GIVEN DATA:

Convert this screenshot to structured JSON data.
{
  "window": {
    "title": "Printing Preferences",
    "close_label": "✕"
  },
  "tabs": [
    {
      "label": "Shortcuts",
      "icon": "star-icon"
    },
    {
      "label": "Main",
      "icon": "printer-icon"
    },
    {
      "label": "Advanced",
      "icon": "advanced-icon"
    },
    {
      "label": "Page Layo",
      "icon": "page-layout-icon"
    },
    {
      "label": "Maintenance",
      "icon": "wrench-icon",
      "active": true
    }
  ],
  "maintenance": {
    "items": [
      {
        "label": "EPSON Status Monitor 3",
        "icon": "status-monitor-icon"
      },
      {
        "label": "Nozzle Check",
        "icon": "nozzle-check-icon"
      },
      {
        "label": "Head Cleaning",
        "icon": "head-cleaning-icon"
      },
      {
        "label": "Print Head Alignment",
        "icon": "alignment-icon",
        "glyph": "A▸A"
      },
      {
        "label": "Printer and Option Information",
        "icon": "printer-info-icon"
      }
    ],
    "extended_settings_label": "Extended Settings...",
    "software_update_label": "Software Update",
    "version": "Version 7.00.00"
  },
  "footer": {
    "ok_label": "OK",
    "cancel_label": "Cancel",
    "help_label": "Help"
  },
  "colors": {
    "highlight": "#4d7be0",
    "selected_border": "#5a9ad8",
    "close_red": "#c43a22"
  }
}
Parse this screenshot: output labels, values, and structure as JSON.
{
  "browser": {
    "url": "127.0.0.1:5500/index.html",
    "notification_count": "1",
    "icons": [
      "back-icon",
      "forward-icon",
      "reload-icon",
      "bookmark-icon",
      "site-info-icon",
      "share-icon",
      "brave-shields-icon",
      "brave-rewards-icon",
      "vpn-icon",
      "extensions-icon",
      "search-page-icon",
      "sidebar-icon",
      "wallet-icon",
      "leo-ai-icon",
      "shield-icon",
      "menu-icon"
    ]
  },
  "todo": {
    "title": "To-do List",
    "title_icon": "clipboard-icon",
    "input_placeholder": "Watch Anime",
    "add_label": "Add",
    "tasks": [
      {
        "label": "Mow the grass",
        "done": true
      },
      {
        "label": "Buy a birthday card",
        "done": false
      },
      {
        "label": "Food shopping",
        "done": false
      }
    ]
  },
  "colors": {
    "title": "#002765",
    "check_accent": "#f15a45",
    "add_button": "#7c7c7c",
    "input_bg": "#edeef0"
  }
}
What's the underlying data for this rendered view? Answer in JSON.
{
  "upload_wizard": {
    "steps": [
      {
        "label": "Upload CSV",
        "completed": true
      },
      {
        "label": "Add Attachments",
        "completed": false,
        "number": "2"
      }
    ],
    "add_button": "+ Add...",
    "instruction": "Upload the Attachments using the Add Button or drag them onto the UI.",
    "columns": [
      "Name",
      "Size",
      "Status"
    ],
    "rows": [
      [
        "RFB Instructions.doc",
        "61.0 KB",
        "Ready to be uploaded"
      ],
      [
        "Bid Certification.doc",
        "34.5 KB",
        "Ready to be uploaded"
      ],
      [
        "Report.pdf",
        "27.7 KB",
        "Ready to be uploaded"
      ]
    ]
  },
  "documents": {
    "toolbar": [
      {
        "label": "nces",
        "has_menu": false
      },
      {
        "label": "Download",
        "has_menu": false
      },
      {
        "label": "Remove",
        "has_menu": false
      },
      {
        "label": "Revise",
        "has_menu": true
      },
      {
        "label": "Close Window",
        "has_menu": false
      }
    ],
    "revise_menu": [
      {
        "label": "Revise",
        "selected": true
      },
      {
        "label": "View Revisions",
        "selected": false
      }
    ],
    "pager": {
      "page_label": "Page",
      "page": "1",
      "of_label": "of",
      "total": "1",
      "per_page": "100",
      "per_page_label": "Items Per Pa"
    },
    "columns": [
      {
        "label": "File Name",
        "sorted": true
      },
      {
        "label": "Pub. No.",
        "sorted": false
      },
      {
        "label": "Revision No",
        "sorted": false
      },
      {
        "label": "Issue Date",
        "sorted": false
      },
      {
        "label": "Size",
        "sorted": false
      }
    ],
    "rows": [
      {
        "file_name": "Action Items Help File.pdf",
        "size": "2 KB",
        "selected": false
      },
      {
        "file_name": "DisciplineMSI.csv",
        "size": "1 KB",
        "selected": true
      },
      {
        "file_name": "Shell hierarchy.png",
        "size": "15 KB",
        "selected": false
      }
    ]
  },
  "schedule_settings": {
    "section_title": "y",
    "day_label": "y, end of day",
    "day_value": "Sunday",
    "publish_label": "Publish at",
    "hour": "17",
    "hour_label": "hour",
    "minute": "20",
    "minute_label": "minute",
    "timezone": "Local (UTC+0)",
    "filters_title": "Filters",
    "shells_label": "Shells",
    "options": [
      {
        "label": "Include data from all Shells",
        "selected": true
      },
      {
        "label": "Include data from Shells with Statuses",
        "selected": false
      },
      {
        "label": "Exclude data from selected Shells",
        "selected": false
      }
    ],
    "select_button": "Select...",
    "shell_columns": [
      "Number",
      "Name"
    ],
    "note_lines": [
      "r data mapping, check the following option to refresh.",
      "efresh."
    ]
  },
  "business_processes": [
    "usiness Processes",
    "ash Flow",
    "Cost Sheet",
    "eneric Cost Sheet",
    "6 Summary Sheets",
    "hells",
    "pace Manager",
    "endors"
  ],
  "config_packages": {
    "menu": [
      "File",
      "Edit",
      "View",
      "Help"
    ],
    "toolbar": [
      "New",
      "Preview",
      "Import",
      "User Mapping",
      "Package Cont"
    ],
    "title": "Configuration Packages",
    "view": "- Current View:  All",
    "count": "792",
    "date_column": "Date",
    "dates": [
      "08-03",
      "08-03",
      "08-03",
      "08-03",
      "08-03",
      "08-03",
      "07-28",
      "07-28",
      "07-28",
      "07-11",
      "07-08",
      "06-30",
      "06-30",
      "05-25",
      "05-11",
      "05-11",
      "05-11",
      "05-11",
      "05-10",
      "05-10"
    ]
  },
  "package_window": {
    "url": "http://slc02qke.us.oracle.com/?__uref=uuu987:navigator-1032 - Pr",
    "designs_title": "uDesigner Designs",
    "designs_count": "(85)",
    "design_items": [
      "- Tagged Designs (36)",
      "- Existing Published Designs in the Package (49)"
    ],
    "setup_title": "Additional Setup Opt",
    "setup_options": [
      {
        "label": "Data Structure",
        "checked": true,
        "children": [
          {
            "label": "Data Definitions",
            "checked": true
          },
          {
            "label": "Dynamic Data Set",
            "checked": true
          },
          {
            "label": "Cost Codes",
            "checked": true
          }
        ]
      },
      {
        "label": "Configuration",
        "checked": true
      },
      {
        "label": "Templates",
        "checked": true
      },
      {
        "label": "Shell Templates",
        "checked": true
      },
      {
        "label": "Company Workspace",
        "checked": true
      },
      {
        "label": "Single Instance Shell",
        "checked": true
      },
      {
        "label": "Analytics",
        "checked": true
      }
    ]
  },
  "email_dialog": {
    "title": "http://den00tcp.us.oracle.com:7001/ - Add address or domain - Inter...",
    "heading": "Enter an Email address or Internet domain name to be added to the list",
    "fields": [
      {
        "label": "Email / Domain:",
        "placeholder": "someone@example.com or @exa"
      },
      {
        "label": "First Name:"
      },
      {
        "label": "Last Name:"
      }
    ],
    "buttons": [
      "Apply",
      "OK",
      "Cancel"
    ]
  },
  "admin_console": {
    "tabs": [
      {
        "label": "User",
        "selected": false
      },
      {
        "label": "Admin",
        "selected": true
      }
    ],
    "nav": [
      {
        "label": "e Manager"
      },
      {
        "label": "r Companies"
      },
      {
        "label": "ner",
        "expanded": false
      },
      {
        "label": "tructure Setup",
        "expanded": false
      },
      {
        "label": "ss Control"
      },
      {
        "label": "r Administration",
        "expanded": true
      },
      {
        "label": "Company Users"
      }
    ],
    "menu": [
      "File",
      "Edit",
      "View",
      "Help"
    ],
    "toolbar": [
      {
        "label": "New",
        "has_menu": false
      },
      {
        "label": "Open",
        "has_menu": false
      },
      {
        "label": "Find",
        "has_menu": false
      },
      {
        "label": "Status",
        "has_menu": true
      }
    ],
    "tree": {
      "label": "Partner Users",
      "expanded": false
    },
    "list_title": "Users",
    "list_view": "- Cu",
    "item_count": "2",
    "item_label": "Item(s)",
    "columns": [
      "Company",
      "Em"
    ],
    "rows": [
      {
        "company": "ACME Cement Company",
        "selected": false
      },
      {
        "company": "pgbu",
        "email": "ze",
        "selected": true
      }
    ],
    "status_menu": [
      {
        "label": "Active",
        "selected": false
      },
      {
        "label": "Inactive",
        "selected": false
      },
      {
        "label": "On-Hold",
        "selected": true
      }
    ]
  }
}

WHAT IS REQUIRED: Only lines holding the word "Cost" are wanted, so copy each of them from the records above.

WRITTEN RESPONSE:
    "Cost Sheet",
    "eneric Cost Sheet",
            "label": "Cost Codes",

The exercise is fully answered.